» **WORK INSTRUCTIONS**
Word for word, the records below are to be set down again.

Items from an interface collection:
┏━━
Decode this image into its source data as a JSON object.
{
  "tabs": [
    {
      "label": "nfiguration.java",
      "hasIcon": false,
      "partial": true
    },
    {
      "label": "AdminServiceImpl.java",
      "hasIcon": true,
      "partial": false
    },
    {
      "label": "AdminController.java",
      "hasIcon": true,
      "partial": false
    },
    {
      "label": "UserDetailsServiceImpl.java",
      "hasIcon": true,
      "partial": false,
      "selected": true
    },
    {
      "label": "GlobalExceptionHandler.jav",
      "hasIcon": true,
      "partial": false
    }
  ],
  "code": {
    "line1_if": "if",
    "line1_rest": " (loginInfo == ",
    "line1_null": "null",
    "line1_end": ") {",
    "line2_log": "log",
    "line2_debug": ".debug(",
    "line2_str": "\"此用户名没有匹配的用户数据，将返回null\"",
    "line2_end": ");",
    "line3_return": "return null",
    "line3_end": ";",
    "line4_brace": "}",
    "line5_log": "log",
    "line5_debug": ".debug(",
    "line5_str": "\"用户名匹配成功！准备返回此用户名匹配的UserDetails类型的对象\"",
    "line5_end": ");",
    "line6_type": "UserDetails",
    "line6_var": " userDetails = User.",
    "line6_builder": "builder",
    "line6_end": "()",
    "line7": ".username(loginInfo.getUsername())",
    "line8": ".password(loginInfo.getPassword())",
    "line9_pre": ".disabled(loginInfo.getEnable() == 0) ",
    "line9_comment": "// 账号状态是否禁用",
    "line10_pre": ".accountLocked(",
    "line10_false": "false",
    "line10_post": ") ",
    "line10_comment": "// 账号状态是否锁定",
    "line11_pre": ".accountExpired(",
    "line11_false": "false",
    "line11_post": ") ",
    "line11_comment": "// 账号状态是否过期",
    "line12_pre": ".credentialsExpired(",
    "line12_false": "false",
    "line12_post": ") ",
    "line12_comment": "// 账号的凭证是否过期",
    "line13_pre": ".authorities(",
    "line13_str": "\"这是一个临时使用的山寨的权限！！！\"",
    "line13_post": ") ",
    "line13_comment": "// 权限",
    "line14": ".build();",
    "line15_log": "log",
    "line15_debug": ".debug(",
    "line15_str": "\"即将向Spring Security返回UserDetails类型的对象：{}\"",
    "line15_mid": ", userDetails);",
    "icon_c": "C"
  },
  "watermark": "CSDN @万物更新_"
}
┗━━
» **ANSWER**
Decode this image into its source data as a JSON object.
{
  "tabs": [
    {
      "label": "nfiguration.java",
      "hasIcon": false,
      "partial": true
    },
    {
      "label": "AdminServiceImpl.java",
      "hasIcon": true,
      "partial": false
    },
    {
      "label": "AdminController.java",
      "hasIcon": true,
      "partial": false
    },
    {
      "label": "UserDetailsServiceImpl.java",
      "hasIcon": true,
      "partial": false,
      "selected": true
    },
    {
      "label": "GlobalExceptionHandler.jav",
      "hasIcon": true,
      "partial": false
    }
  ],
  "code": {
    "line1_if": "if",
    "line1_rest": " (loginInfo == ",
    "line1_null": "null",
    "line1_end": ") {",
    "line2_log": "log",
    "line2_debug": ".debug(",
    "line2_str": "\"此用户名没有匹配的用户数据，将返回null\"",
    "line2_end": ");",
    "line3_return": "return null",
    "line3_end": ";",
    "line4_brace": "}",
    "line5_log": "log",
    "line5_debug": ".debug(",
    "line5_str": "\"用户名匹配成功！准备返回此用户名匹配的UserDetails类型的对象\"",
    "line5_end": ");",
    "line6_type": "UserDetails",
    "line6_var": " userDetails = User.",
    "line6_builder": "builder",
    "line6_end": "()",
    "line7": ".username(loginInfo.getUsername())",
    "line8": ".password(loginInfo.getPassword())",
    "line9_pre": ".disabled(loginInfo.getEnable() == 0) ",
    "line9_comment": "// 账号状态是否禁用",
    "line10_pre": ".accountLocked(",
    "line10_false": "false",
    "line10_post": ") ",
    "line10_comment": "// 账号状态是否锁定",
    "line11_pre": ".accountExpired(",
    "line11_false": "false",
    "line11_post": ") ",
    "line11_comment": "// 账号状态是否过期",
    "line12_pre": ".credentialsExpired(",
    "line12_false": "false",
    "line12_post": ") ",
    "line12_comment": "// 账号的凭证是否过期",
    "line13_pre": ".authorities(",
    "line13_str": "\"这是一个临时使用的山寨的权限！！！\"",
    "line13_post": ") ",
    "line13_comment": "// 权限",
    "line14": ".build();",
    "line15_log": "log",
    "line15_debug": ".debug(",
    "line15_str": "\"即将向Spring Security返回UserDetails类型的对象：{}\"",
    "line15_mid": ", userDetails);",
    "icon_c": "C"
  },
  "watermark": "CSDN @万物更新_"
}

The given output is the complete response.